STUDENT NONVIOLENT COORDINATING COMMITTEE Founded on April 15, 1960 as an interracial "direct action" civil rights organization, the Student Nonviolent Coordinating Committee (SNCC or SNICK) was especially active in the South during the early 1960's. Utilizing the tactics of sit-ins and jail-ins (refusal to pay fines in order to serve consequent jail terms), SNCC was instrumental in the desegregation of many public facilities throughout the South.

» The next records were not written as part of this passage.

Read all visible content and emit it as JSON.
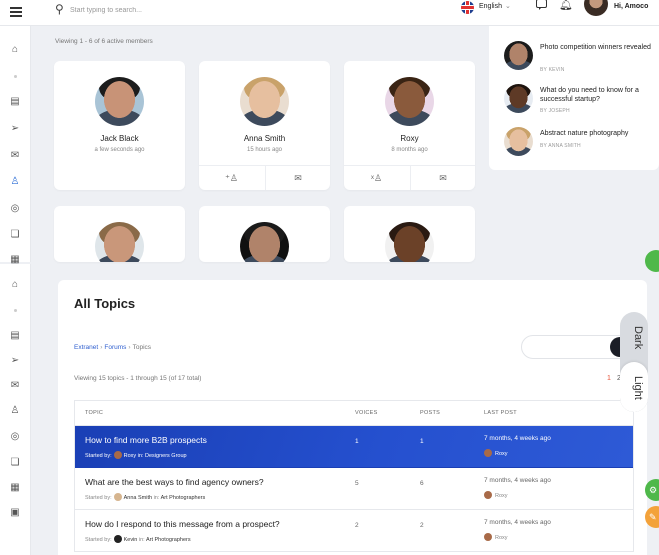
{
  "header": {
    "search_placeholder": "Start typing to search...",
    "language": "English",
    "greeting": "Hi, Amoco"
  },
  "members": {
    "viewing": "Viewing 1 - 6 of 6 active members",
    "cards": [
      {
        "name": "Jack Black",
        "time": "a few seconds ago",
        "avatar_bg": "#a9c4d6",
        "skin": "#c89377",
        "hair": "#1c1c1c"
      },
      {
        "name": "Anna Smith",
        "time": "15 hours ago",
        "avatar_bg": "#e9ddd0",
        "skin": "#e6bf9f",
        "hair": "#c9a26a"
      },
      {
        "name": "Roxy",
        "time": "8 months ago",
        "avatar_bg": "#e9d7e7",
        "skin": "#8a5a3c",
        "hair": "#3a2414"
      },
      {
        "name": "",
        "time": "",
        "avatar_bg": "#dfe6ea",
        "skin": "#c9977a",
        "hair": "#8a6a48"
      },
      {
        "name": "",
        "time": "",
        "avatar_bg": "#101010",
        "skin": "#b0836a",
        "hair": "#1a1a1a"
      },
      {
        "name": "",
        "time": "",
        "avatar_bg": "#f1f1f1",
        "skin": "#6b4128",
        "hair": "#2a1a12"
      }
    ]
  },
  "widget": {
    "items": [
      {
        "title": "Photo competition winners revealed",
        "by": "BY KEVIN",
        "avatar_bg": "#1d1d1d"
      },
      {
        "title": "What do you need to know for a successful startup?",
        "by": "BY JOSEPH",
        "avatar_bg": "#e7ecf2"
      },
      {
        "title": "Abstract nature photography",
        "by": "BY ANNA SMITH",
        "avatar_bg": "#e9ddd0"
      }
    ]
  },
  "topics": {
    "title": "All Topics",
    "breadcrumb": {
      "home": "Extranet",
      "forums": "Forums",
      "current": "Topics"
    },
    "viewing": "Viewing 15 topics - 1 through 15 (of 17 total)",
    "pagination": {
      "page1": "1",
      "page2": "2"
    },
    "columns": {
      "topic": "TOPIC",
      "voices": "VOICES",
      "posts": "POSTS",
      "last_post": "LAST POST"
    },
    "rows": [
      {
        "title": "How to find more B2B prospects",
        "started_by": "Started by:",
        "author": "Roxy",
        "in_label": "in:",
        "forum": "Designers Group",
        "voices": "1",
        "posts": "1",
        "last_post": "7 months, 4 weeks ago",
        "last_by": "Roxy"
      },
      {
        "title": "What are the best ways to find agency owners?",
        "started_by": "Started by:",
        "author": "Anna Smith",
        "in_label": "in:",
        "forum": "Art Photographers",
        "voices": "5",
        "posts": "6",
        "last_post": "7 months, 4 weeks ago",
        "last_by": "Roxy"
      },
      {
        "title": "How do I respond to this message from a prospect?",
        "started_by": "Started by:",
        "author": "Kevin",
        "in_label": "in:",
        "forum": "Art Photographers",
        "voices": "2",
        "posts": "2",
        "last_post": "7 months, 4 weeks ago",
        "last_by": "Roxy"
      }
    ]
  },
  "mode": {
    "dark": "Dark",
    "light": "Light"
  },
  "colors": {
    "accent": "#2f5fcf",
    "highlight": "#1a3fb5",
    "pagination_active": "#e8553a"
  }
}
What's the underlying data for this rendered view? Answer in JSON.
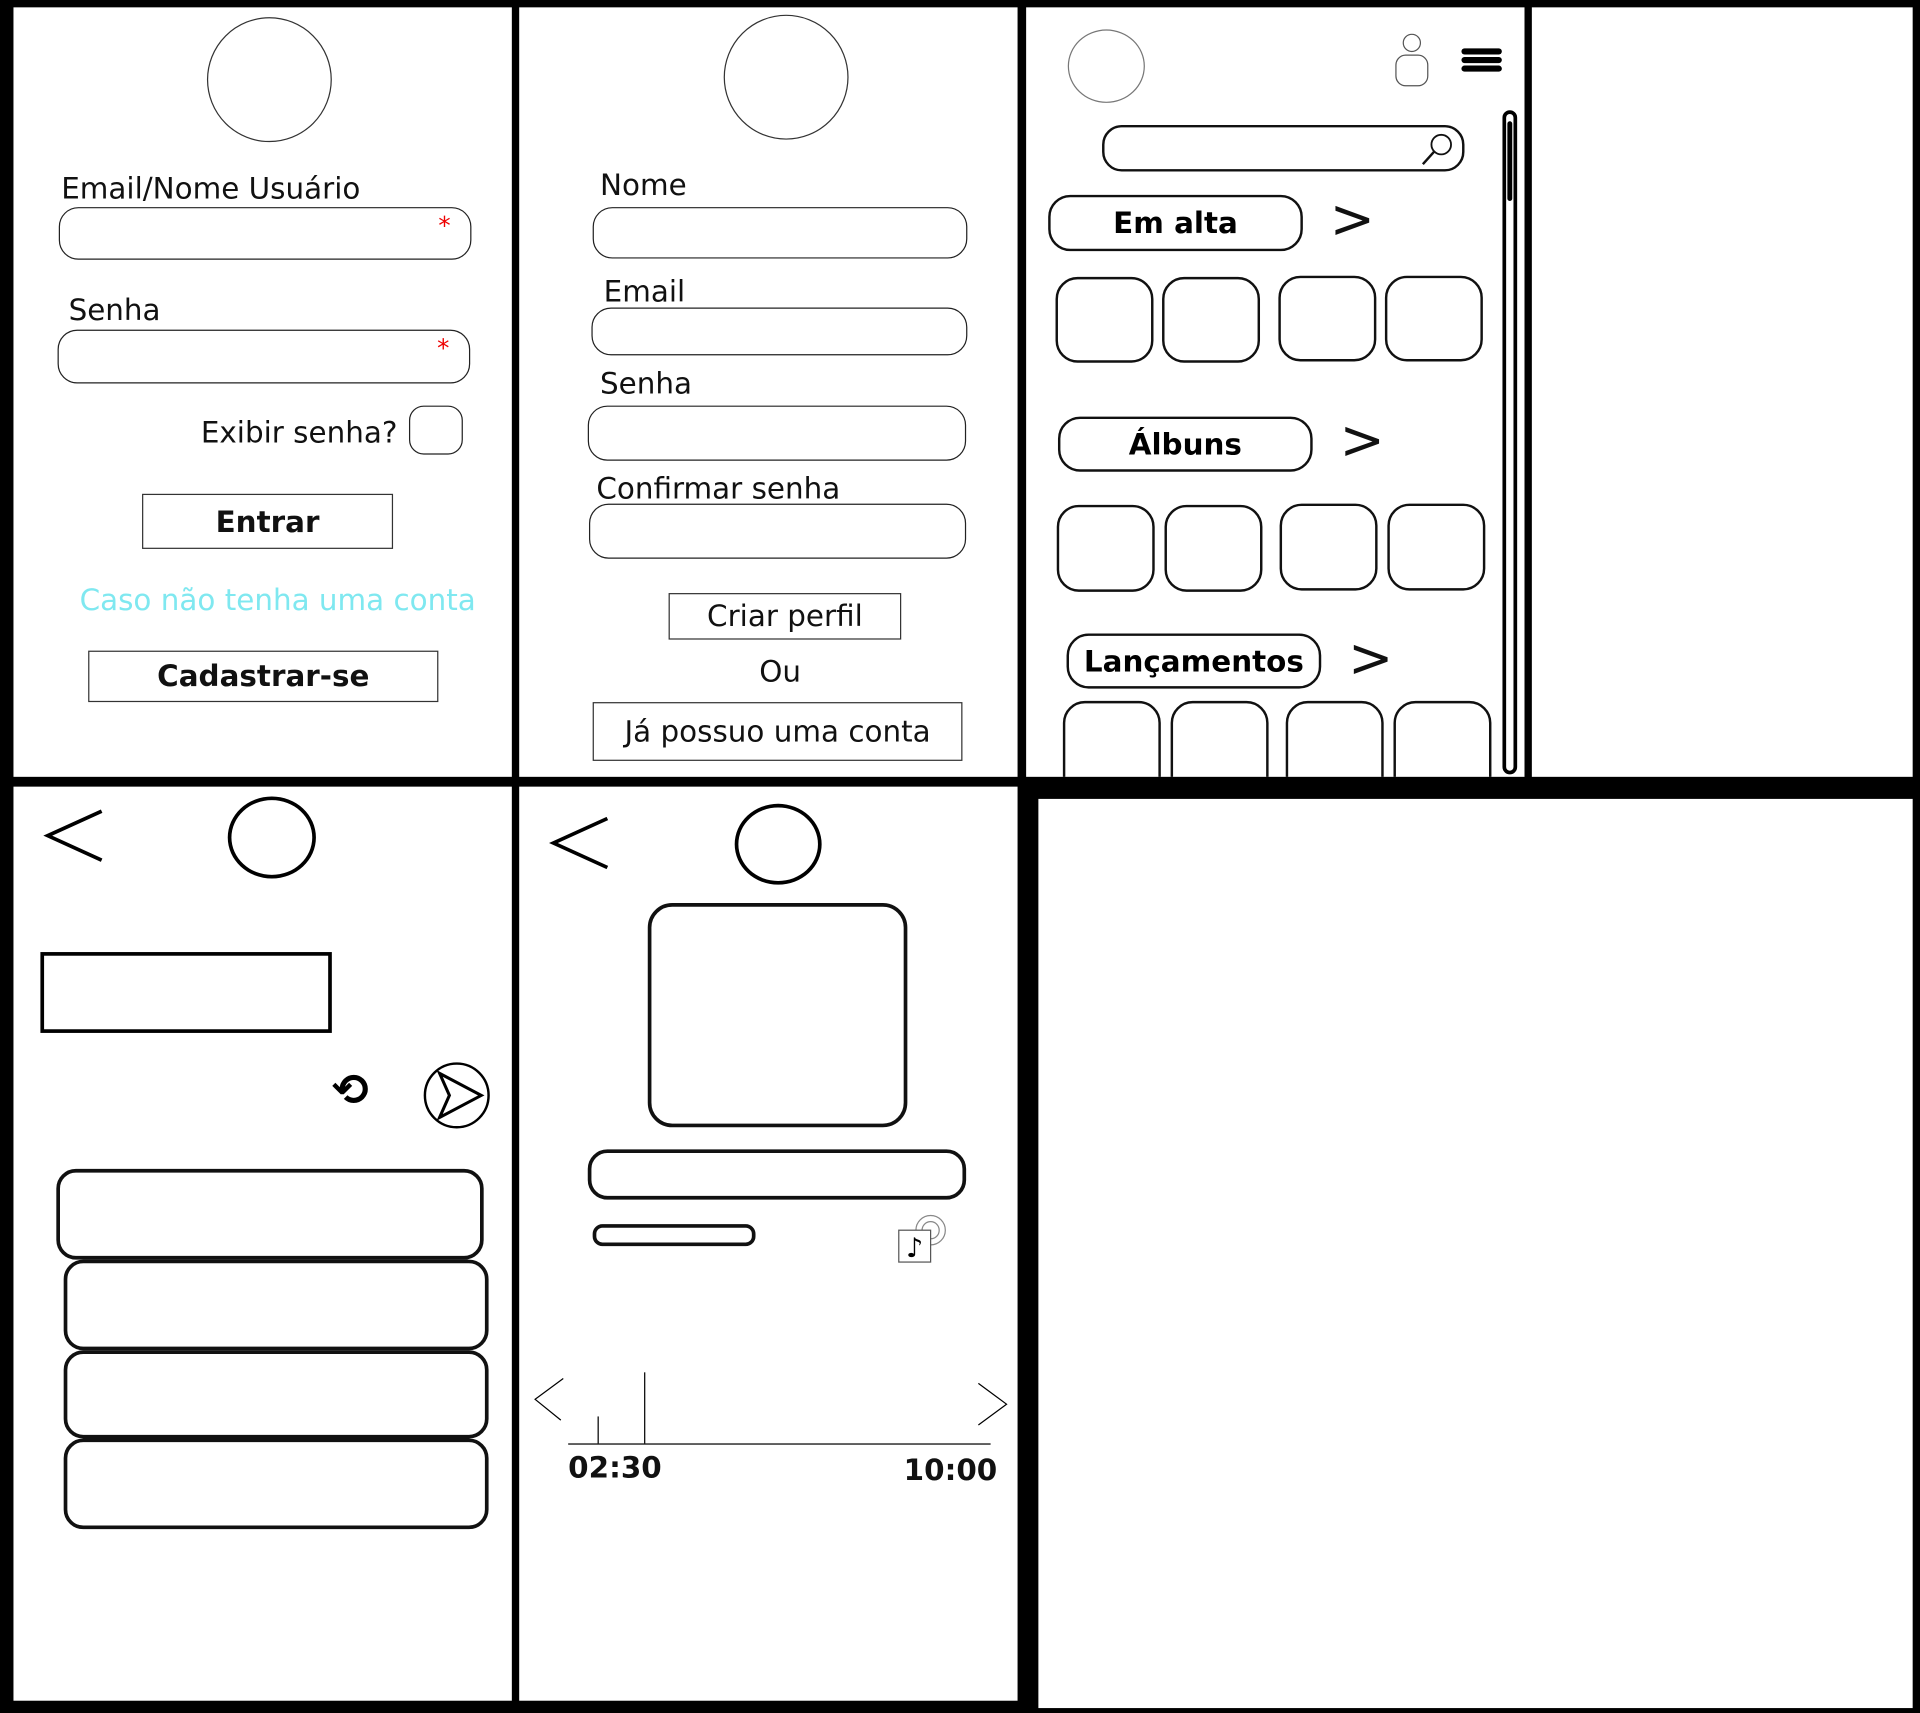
{
  "login": {
    "email_label": "Email/Nome Usuário",
    "password_label": "Senha",
    "required_mark": "*",
    "show_password_label": "Exibir senha?",
    "show_password_checked": false,
    "enter_button": "Entrar",
    "no_account_text": "Caso não tenha uma conta",
    "no_account_color": "#7fe8f0",
    "signup_button": "Cadastrar-se"
  },
  "register": {
    "name_label": "Nome",
    "email_label": "Email",
    "password_label": "Senha",
    "confirm_label": "Confirmar senha",
    "create_button": "Criar perfil",
    "or_text": "Ou",
    "have_account_button": "Já possuo uma conta"
  },
  "home": {
    "icons": [
      "logo-circle",
      "user-icon",
      "menu-icon",
      "search-icon"
    ],
    "sections": [
      {
        "title": "Em alta",
        "more": ">"
      },
      {
        "title": "Álbuns",
        "more": ">"
      },
      {
        "title": "Lançamentos",
        "more": ">"
      }
    ]
  },
  "chat": {
    "back": "<",
    "icons": [
      "back-icon",
      "repeat-icon",
      "send-icon"
    ]
  },
  "player": {
    "back": "<",
    "prev": "<",
    "next": ">",
    "current_time": "02:30",
    "total_time": "10:00",
    "progress_percent": 25
  }
}
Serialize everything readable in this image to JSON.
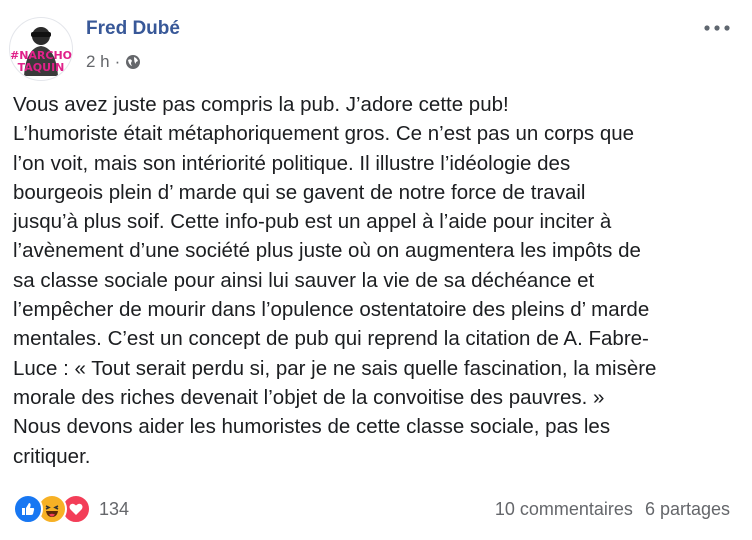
{
  "post": {
    "author": "Fred Dubé",
    "avatar_text": "ANARCHO TAQUIN",
    "time": "2 h",
    "separator": "·",
    "privacy_icon": "globe-icon",
    "more_icon": "more-horizontal-icon",
    "text_lines": [
      "Vous avez juste pas compris la pub. J’adore cette pub!",
      "L’humoriste était métaphoriquement gros. Ce n’est pas un corps que",
      "l’on voit, mais son intériorité politique. Il illustre l’idéologie des",
      "bourgeois plein d’ marde qui se gavent de notre force de travail",
      "jusqu’à plus soif. Cette info-pub est un appel à l’aide pour inciter à",
      "l’avènement d’une société plus juste où on augmentera les impôts de",
      "sa classe sociale pour ainsi lui sauver la vie de sa déchéance et",
      "l’empêcher de mourir dans l’opulence ostentatoire des pleins d’ marde",
      "mentales. C’est un concept de pub qui reprend la citation de A. Fabre-",
      "Luce : « Tout serait perdu si, par je ne sais quelle fascination, la misère",
      "morale des riches devenait l’objet de la convoitise des pauvres. »",
      "Nous devons aider les humoristes de cette classe sociale, pas les",
      "critiquer."
    ]
  },
  "footer": {
    "reactions": [
      "like-icon",
      "haha-icon",
      "love-icon"
    ],
    "reaction_count": "134",
    "comments": "10 commentaires",
    "shares": "6 partages"
  },
  "colors": {
    "author": "#385898",
    "meta": "#65676b",
    "text": "#1c1e21",
    "like": "#1877f2",
    "haha": "#f7b125",
    "love": "#f33e58",
    "avatar_ink": "#e0218a"
  }
}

Following the election of Stokely Carmichael as Chairman of SNCC in 1966, the organization became increasingly militant and dedicated to black liberation and black nationalism as opposed to mere integration. Carmichael himself resigned his office in 1967 to join forces with the emerging Black Panther Party. Following the assassination of Martin Luther King in 1968, H. Rap Brown, who succeeded Carmichael as head of SNCC, changed the name of the organization to Student National Coordinating Committee. The name-change, however, was merely a token gesture since SNCC had already lost much of its momentum and membership as the result of defections to the Black Power and Black Panther movements. Although the organization still technically exists, its influence and activities have been relatively limited since the mysterious disappearance of Brown in 1970.